§ **Task requirements**
Copy out the listing that follows exactly, dropping every picture.

*** Listed records Section Begins ***

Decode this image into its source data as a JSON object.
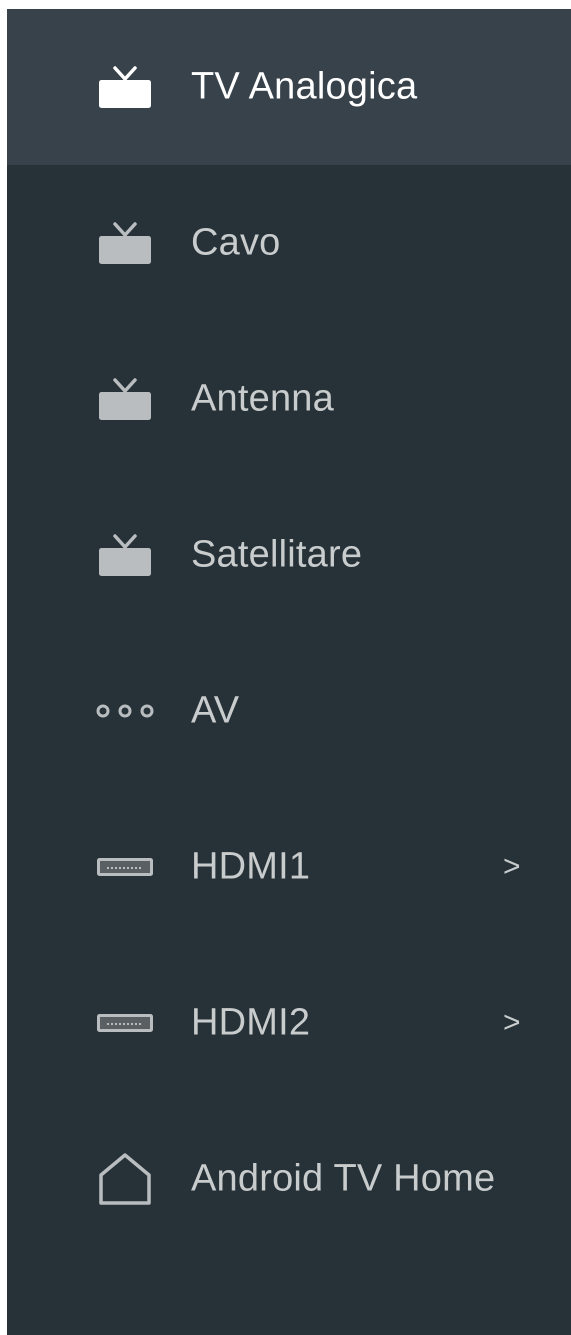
{
  "menu": {
    "items": [
      {
        "label": "TV Analogica",
        "icon": "tv-icon",
        "selected": true,
        "chevron": ""
      },
      {
        "label": "Cavo",
        "icon": "tv-icon",
        "selected": false,
        "chevron": ""
      },
      {
        "label": "Antenna",
        "icon": "tv-icon",
        "selected": false,
        "chevron": ""
      },
      {
        "label": "Satellitare",
        "icon": "tv-icon",
        "selected": false,
        "chevron": ""
      },
      {
        "label": "AV",
        "icon": "av-connector-icon",
        "selected": false,
        "chevron": ""
      },
      {
        "label": "HDMI1",
        "icon": "hdmi-port-icon",
        "selected": false,
        "chevron": ">"
      },
      {
        "label": "HDMI2",
        "icon": "hdmi-port-icon",
        "selected": false,
        "chevron": ">"
      },
      {
        "label": "Android TV Home",
        "icon": "home-icon",
        "selected": false,
        "chevron": ""
      }
    ]
  },
  "colors": {
    "background": "#263238",
    "selected_background": "#37424b",
    "text": "#c9cccd",
    "selected_text": "#ffffff"
  }
}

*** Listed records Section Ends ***

§ **Answer to the problem**
Decode this image into its source data as a JSON object.
{
  "menu": {
    "items": [
      {
        "label": "TV Analogica",
        "icon": "tv-icon",
        "selected": true,
        "chevron": ""
      },
      {
        "label": "Cavo",
        "icon": "tv-icon",
        "selected": false,
        "chevron": ""
      },
      {
        "label": "Antenna",
        "icon": "tv-icon",
        "selected": false,
        "chevron": ""
      },
      {
        "label": "Satellitare",
        "icon": "tv-icon",
        "selected": false,
        "chevron": ""
      },
      {
        "label": "AV",
        "icon": "av-connector-icon",
        "selected": false,
        "chevron": ""
      },
      {
        "label": "HDMI1",
        "icon": "hdmi-port-icon",
        "selected": false,
        "chevron": ">"
      },
      {
        "label": "HDMI2",
        "icon": "hdmi-port-icon",
        "selected": false,
        "chevron": ">"
      },
      {
        "label": "Android TV Home",
        "icon": "home-icon",
        "selected": false,
        "chevron": ""
      }
    ]
  },
  "colors": {
    "background": "#263238",
    "selected_background": "#37424b",
    "text": "#c9cccd",
    "selected_text": "#ffffff"
  }
}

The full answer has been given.